§ Requirement:
Your task is to return the data below, word for word.

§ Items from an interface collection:
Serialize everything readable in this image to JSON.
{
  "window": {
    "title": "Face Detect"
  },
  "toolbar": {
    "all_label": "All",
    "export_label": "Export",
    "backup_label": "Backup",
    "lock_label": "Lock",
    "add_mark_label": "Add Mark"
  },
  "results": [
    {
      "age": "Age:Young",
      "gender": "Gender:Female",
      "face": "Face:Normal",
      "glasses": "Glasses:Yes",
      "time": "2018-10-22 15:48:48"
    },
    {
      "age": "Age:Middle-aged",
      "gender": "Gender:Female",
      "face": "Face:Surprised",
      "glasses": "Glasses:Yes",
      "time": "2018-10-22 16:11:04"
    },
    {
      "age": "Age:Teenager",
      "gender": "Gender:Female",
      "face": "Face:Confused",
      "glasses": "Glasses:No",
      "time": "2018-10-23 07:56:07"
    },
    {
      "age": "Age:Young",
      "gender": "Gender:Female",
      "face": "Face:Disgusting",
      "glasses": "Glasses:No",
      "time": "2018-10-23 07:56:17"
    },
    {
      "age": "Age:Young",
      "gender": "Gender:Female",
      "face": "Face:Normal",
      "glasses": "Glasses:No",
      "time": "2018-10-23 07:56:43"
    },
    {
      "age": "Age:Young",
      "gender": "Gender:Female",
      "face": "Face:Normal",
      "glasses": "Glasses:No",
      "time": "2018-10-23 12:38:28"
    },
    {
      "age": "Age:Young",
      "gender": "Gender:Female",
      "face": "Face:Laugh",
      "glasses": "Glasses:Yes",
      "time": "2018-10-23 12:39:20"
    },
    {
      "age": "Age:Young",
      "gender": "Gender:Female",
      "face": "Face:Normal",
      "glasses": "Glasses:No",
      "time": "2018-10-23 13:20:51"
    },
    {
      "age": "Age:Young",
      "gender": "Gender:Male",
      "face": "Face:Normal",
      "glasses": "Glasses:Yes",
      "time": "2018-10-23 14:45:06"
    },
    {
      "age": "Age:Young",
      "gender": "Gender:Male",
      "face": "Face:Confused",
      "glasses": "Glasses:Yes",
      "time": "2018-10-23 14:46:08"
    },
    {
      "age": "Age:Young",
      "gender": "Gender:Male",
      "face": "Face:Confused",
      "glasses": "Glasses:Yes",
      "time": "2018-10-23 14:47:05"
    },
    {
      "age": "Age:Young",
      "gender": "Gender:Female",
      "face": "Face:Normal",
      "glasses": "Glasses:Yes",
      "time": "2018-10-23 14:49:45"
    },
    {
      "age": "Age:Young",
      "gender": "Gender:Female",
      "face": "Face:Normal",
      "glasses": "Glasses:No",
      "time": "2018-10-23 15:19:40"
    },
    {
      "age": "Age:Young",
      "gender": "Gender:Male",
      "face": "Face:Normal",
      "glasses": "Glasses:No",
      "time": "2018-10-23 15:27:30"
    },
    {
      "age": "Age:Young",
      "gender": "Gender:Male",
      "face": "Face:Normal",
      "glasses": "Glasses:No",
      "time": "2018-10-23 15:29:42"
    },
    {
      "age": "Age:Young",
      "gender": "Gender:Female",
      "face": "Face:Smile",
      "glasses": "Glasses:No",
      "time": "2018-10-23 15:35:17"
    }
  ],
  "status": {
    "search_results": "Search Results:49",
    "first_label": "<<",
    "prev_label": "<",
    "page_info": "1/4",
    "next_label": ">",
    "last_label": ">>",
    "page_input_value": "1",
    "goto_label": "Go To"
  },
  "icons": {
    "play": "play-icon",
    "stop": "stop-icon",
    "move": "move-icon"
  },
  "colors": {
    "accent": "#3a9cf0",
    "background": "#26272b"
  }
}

§ Solution to this problem:
Serialize everything readable in this image to JSON.
{
  "window": {
    "title": "Face Detect"
  },
  "toolbar": {
    "all_label": "All",
    "export_label": "Export",
    "backup_label": "Backup",
    "lock_label": "Lock",
    "add_mark_label": "Add Mark"
  },
  "results": [
    {
      "age": "Age:Young",
      "gender": "Gender:Female",
      "face": "Face:Normal",
      "glasses": "Glasses:Yes",
      "time": "2018-10-22 15:48:48"
    },
    {
      "age": "Age:Middle-aged",
      "gender": "Gender:Female",
      "face": "Face:Surprised",
      "glasses": "Glasses:Yes",
      "time": "2018-10-22 16:11:04"
    },
    {
      "age": "Age:Teenager",
      "gender": "Gender:Female",
      "face": "Face:Confused",
      "glasses": "Glasses:No",
      "time": "2018-10-23 07:56:07"
    },
    {
      "age": "Age:Young",
      "gender": "Gender:Female",
      "face": "Face:Disgusting",
      "glasses": "Glasses:No",
      "time": "2018-10-23 07:56:17"
    },
    {
      "age": "Age:Young",
      "gender": "Gender:Female",
      "face": "Face:Normal",
      "glasses": "Glasses:No",
      "time": "2018-10-23 07:56:43"
    },
    {
      "age": "Age:Young",
      "gender": "Gender:Female",
      "face": "Face:Normal",
      "glasses": "Glasses:No",
      "time": "2018-10-23 12:38:28"
    },
    {
      "age": "Age:Young",
      "gender": "Gender:Female",
      "face": "Face:Laugh",
      "glasses": "Glasses:Yes",
      "time": "2018-10-23 12:39:20"
    },
    {
      "age": "Age:Young",
      "gender": "Gender:Female",
      "face": "Face:Normal",
      "glasses": "Glasses:No",
      "time": "2018-10-23 13:20:51"
    },
    {
      "age": "Age:Young",
      "gender": "Gender:Male",
      "face": "Face:Normal",
      "glasses": "Glasses:Yes",
      "time": "2018-10-23 14:45:06"
    },
    {
      "age": "Age:Young",
      "gender": "Gender:Male",
      "face": "Face:Confused",
      "glasses": "Glasses:Yes",
      "time": "2018-10-23 14:46:08"
    },
    {
      "age": "Age:Young",
      "gender": "Gender:Male",
      "face": "Face:Confused",
      "glasses": "Glasses:Yes",
      "time": "2018-10-23 14:47:05"
    },
    {
      "age": "Age:Young",
      "gender": "Gender:Female",
      "face": "Face:Normal",
      "glasses": "Glasses:Yes",
      "time": "2018-10-23 14:49:45"
    },
    {
      "age": "Age:Young",
      "gender": "Gender:Female",
      "face": "Face:Normal",
      "glasses": "Glasses:No",
      "time": "2018-10-23 15:19:40"
    },
    {
      "age": "Age:Young",
      "gender": "Gender:Male",
      "face": "Face:Normal",
      "glasses": "Glasses:No",
      "time": "2018-10-23 15:27:30"
    },
    {
      "age": "Age:Young",
      "gender": "Gender:Male",
      "face": "Face:Normal",
      "glasses": "Glasses:No",
      "time": "2018-10-23 15:29:42"
    },
    {
      "age": "Age:Young",
      "gender": "Gender:Female",
      "face": "Face:Smile",
      "glasses": "Glasses:No",
      "time": "2018-10-23 15:35:17"
    }
  ],
  "status": {
    "search_results": "Search Results:49",
    "first_label": "<<",
    "prev_label": "<",
    "page_info": "1/4",
    "next_label": ">",
    "last_label": ">>",
    "page_input_value": "1",
    "goto_label": "Go To"
  },
  "icons": {
    "play": "play-icon",
    "stop": "stop-icon",
    "move": "move-icon"
  },
  "colors": {
    "accent": "#3a9cf0",
    "background": "#26272b"
  }
}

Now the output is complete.